**To do**
Leaving the images behind, copy every line of the records exactly.

[Data records for software interfaces]
====

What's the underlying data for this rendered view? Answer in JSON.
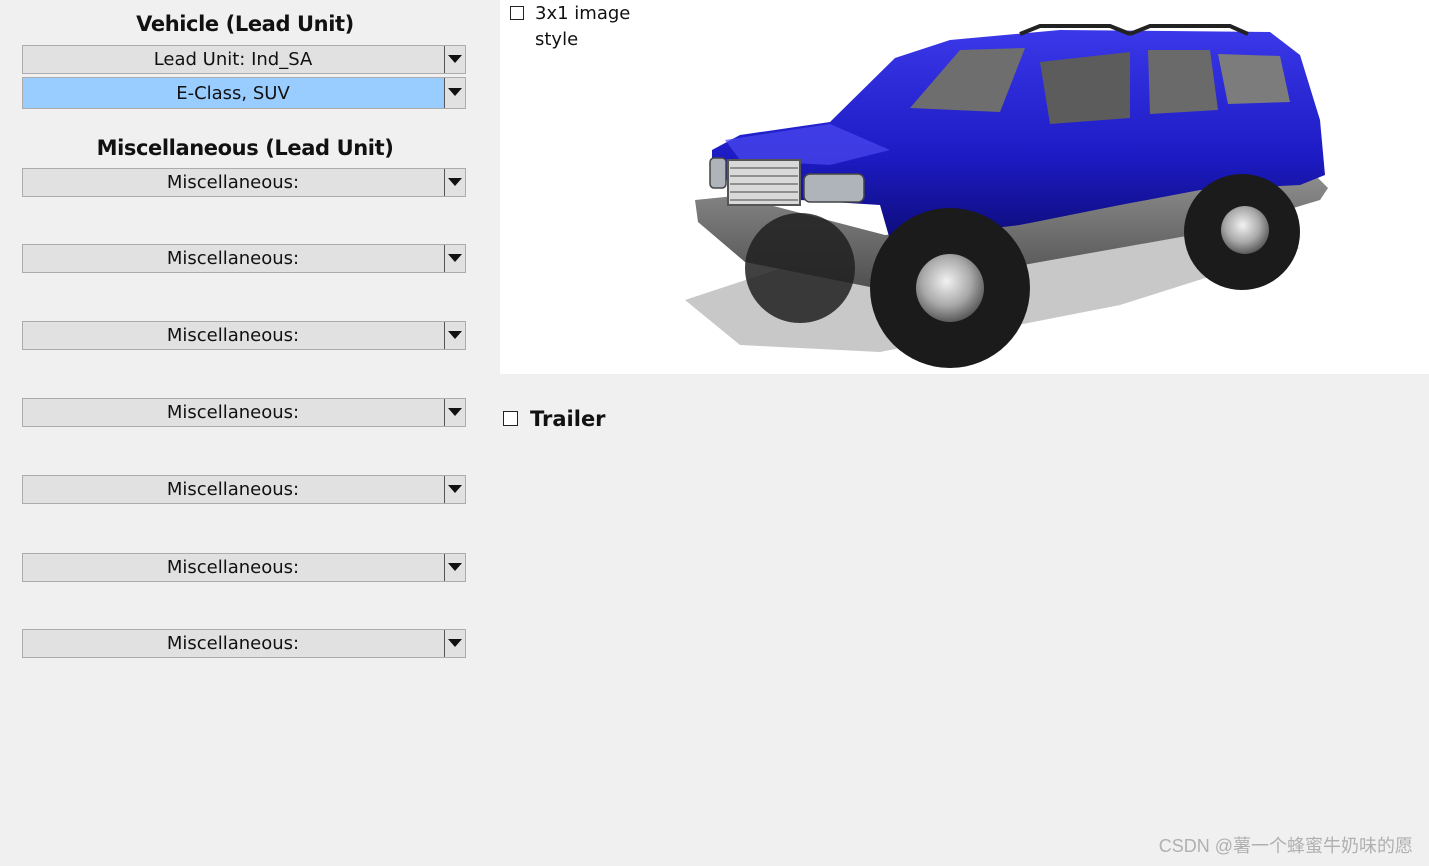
{
  "vehicle_section": {
    "title": "Vehicle (Lead Unit)",
    "lead_unit_dropdown": "Lead Unit: Ind_SA",
    "vehicle_dropdown": "E-Class, SUV"
  },
  "misc_section": {
    "title": "Miscellaneous (Lead Unit)",
    "dropdowns": [
      "Miscellaneous:",
      "Miscellaneous:",
      "Miscellaneous:",
      "Miscellaneous:",
      "Miscellaneous:",
      "Miscellaneous:",
      "Miscellaneous:"
    ]
  },
  "image_panel": {
    "style_checkbox_line1": "3x1 image",
    "style_checkbox_line2": "style",
    "style_checked": false,
    "vehicle_color": "#1d1bc4"
  },
  "trailer": {
    "label": "Trailer",
    "checked": false
  },
  "watermark": "CSDN @薯一个蜂蜜牛奶味的愿",
  "colors": {
    "selected_bg": "#99ccff",
    "panel_bg": "#f0f0f0"
  }
}
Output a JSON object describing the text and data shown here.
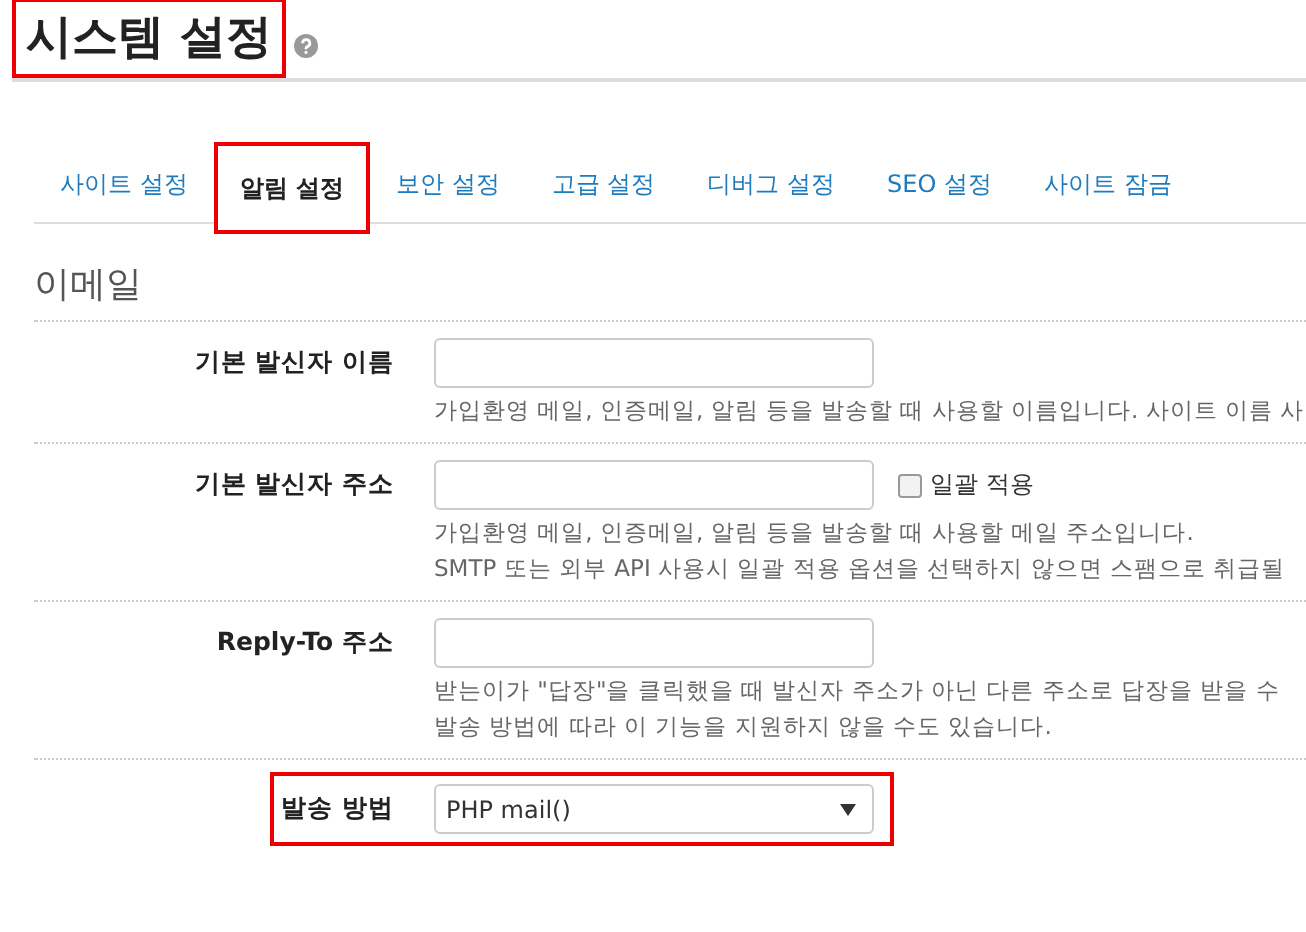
{
  "page": {
    "title": "시스템 설정",
    "highlighted": true
  },
  "tabs": [
    {
      "label": "사이트 설정",
      "selected": false
    },
    {
      "label": "알림 설정",
      "selected": true
    },
    {
      "label": "보안 설정",
      "selected": false
    },
    {
      "label": "고급 설정",
      "selected": false
    },
    {
      "label": "디버그 설정",
      "selected": false
    },
    {
      "label": "SEO 설정",
      "selected": false
    },
    {
      "label": "사이트 잠금",
      "selected": false
    }
  ],
  "section": {
    "title": "이메일"
  },
  "rows": [
    {
      "kind": "text",
      "label": "기본 발신자 이름",
      "help": [
        "가입환영 메일, 인증메일, 알림 등을 발송할 때 사용할 이름입니다. 사이트 이름 사"
      ]
    },
    {
      "kind": "text",
      "label": "기본 발신자 주소",
      "checkbox": {
        "label": "일괄 적용",
        "checked": false
      },
      "help": [
        "가입환영 메일, 인증메일, 알림 등을 발송할 때 사용할 메일 주소입니다.",
        "SMTP 또는 외부 API 사용시 일괄 적용 옵션을 선택하지 않으면 스팸으로 취급될"
      ]
    },
    {
      "kind": "text",
      "label": "Reply-To 주소",
      "help": [
        "받는이가 \"답장\"을 클릭했을 때 발신자 주소가 아닌 다른 주소로 답장을 받을 수",
        "발송 방법에 따라 이 기능을 지원하지 않을 수도 있습니다."
      ]
    },
    {
      "kind": "select",
      "label": "발송 방법",
      "value": "PHP mail()",
      "highlighted": true
    }
  ]
}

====

**Expected output**
What's the underlying data for this rendered view? Answer in JSON.
{
  "vehicle_section": {
    "title": "Vehicle (Lead Unit)",
    "lead_unit_dropdown": "Lead Unit: Ind_SA",
    "vehicle_dropdown": "E-Class, SUV"
  },
  "misc_section": {
    "title": "Miscellaneous (Lead Unit)",
    "dropdowns": [
      "Miscellaneous:",
      "Miscellaneous:",
      "Miscellaneous:",
      "Miscellaneous:",
      "Miscellaneous:",
      "Miscellaneous:",
      "Miscellaneous:"
    ]
  },
  "image_panel": {
    "style_checkbox_line1": "3x1 image",
    "style_checkbox_line2": "style",
    "style_checked": false,
    "vehicle_color": "#1d1bc4"
  },
  "trailer": {
    "label": "Trailer",
    "checked": false
  },
  "watermark": "CSDN @薯一个蜂蜜牛奶味的愿",
  "colors": {
    "selected_bg": "#99ccff",
    "panel_bg": "#f0f0f0"
  }
}
Output a JSON object describing the text and data shown here.
{
  "page": {
    "title": "시스템 설정",
    "highlighted": true
  },
  "tabs": [
    {
      "label": "사이트 설정",
      "selected": false
    },
    {
      "label": "알림 설정",
      "selected": true
    },
    {
      "label": "보안 설정",
      "selected": false
    },
    {
      "label": "고급 설정",
      "selected": false
    },
    {
      "label": "디버그 설정",
      "selected": false
    },
    {
      "label": "SEO 설정",
      "selected": false
    },
    {
      "label": "사이트 잠금",
      "selected": false
    }
  ],
  "section": {
    "title": "이메일"
  },
  "rows": [
    {
      "kind": "text",
      "label": "기본 발신자 이름",
      "help": [
        "가입환영 메일, 인증메일, 알림 등을 발송할 때 사용할 이름입니다. 사이트 이름 사"
      ]
    },
    {
      "kind": "text",
      "label": "기본 발신자 주소",
      "checkbox": {
        "label": "일괄 적용",
        "checked": false
      },
      "help": [
        "가입환영 메일, 인증메일, 알림 등을 발송할 때 사용할 메일 주소입니다.",
        "SMTP 또는 외부 API 사용시 일괄 적용 옵션을 선택하지 않으면 스팸으로 취급될"
      ]
    },
    {
      "kind": "text",
      "label": "Reply-To 주소",
      "help": [
        "받는이가 \"답장\"을 클릭했을 때 발신자 주소가 아닌 다른 주소로 답장을 받을 수",
        "발송 방법에 따라 이 기능을 지원하지 않을 수도 있습니다."
      ]
    },
    {
      "kind": "select",
      "label": "발송 방법",
      "value": "PHP mail()",
      "highlighted": true
    }
  ]
}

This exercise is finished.